- [Data for the task]:
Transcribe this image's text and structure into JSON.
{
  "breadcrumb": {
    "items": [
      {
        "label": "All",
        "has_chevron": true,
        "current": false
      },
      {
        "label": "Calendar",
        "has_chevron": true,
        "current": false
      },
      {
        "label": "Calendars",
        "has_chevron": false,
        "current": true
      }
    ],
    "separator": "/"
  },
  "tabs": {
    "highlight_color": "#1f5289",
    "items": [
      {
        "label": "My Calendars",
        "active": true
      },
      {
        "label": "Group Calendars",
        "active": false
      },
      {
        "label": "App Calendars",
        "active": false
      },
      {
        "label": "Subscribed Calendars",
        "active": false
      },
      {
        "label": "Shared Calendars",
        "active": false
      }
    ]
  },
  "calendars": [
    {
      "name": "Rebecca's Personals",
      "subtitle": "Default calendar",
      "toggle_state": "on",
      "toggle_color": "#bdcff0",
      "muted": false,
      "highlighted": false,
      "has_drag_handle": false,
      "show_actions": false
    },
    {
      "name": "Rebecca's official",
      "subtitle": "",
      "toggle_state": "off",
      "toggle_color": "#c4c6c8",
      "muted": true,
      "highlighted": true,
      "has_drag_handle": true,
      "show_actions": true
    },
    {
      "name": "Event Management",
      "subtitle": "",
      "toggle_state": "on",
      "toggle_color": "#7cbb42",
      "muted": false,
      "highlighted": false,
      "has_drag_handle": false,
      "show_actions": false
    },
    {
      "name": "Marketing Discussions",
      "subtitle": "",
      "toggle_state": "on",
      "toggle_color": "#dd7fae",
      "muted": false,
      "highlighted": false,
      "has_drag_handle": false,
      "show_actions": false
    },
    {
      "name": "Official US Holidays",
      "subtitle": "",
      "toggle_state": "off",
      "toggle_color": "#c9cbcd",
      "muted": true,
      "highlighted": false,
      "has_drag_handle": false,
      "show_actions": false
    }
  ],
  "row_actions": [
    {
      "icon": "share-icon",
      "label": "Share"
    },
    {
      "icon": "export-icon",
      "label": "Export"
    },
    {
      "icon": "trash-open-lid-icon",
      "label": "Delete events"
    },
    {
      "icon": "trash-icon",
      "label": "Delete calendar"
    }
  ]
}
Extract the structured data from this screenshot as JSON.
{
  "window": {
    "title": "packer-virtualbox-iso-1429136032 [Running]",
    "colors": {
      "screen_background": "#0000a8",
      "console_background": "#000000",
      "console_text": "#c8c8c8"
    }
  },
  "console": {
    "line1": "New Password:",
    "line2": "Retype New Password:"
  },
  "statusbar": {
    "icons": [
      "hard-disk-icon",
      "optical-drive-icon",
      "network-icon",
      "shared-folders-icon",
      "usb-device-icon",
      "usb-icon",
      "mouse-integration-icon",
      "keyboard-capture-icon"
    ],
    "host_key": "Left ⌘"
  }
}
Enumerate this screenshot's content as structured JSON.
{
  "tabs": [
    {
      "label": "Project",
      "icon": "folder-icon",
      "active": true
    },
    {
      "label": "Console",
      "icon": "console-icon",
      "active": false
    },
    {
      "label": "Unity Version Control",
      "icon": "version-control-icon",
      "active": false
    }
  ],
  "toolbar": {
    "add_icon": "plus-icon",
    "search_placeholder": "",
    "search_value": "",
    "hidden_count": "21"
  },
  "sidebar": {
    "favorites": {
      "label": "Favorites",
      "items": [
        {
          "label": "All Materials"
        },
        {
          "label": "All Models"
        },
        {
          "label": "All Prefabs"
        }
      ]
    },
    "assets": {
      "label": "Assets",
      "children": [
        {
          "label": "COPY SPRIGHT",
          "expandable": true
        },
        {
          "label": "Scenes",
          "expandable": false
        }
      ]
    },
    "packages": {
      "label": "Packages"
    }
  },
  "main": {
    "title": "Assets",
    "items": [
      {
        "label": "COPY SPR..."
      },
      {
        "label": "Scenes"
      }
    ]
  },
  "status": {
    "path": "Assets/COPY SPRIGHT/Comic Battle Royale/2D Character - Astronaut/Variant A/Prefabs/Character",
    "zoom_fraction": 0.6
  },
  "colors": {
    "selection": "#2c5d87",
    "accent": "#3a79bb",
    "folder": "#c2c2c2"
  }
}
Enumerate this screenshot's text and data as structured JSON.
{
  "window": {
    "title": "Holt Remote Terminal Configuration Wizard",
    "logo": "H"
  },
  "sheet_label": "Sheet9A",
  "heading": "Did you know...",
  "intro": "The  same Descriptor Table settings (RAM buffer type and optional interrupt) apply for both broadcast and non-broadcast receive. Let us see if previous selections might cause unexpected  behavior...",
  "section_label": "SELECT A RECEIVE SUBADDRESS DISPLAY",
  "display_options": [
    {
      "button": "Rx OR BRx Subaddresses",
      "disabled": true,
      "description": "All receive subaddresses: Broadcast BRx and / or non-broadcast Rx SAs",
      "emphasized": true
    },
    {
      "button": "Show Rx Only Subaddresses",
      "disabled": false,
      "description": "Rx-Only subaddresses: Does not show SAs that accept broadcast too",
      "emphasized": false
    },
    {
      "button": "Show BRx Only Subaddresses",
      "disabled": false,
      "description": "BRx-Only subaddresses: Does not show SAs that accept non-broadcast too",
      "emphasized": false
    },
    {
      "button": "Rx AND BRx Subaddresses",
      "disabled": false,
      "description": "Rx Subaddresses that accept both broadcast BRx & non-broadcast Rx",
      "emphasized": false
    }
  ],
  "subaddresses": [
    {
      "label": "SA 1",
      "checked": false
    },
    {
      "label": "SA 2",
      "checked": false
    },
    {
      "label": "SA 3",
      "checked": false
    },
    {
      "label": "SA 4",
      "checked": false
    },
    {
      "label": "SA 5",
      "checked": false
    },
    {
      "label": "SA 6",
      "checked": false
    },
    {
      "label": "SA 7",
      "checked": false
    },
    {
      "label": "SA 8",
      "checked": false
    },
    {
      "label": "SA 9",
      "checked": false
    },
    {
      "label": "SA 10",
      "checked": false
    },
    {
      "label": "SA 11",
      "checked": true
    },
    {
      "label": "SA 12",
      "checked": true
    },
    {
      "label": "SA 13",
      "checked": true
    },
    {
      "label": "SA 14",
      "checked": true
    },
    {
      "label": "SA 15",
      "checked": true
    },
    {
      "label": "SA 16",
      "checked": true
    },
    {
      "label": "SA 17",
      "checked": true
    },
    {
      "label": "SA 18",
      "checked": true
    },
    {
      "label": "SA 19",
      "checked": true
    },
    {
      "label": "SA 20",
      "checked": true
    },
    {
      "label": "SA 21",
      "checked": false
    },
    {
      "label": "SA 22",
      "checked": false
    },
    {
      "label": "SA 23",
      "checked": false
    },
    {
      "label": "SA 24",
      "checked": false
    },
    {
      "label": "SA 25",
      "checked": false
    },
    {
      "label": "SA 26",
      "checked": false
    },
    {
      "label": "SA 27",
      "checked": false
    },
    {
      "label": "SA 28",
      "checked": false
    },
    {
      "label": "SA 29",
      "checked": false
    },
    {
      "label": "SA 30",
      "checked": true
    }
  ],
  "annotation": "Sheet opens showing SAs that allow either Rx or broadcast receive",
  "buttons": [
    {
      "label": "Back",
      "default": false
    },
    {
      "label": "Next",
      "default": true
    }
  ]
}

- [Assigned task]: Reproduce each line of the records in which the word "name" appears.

- [Task answer]:
      "name": "Rebecca's Personals",
      "name": "Rebecca's official",
      "name": "Event Management",
      "name": "Marketing Discussions",
      "name": "Official US Holidays",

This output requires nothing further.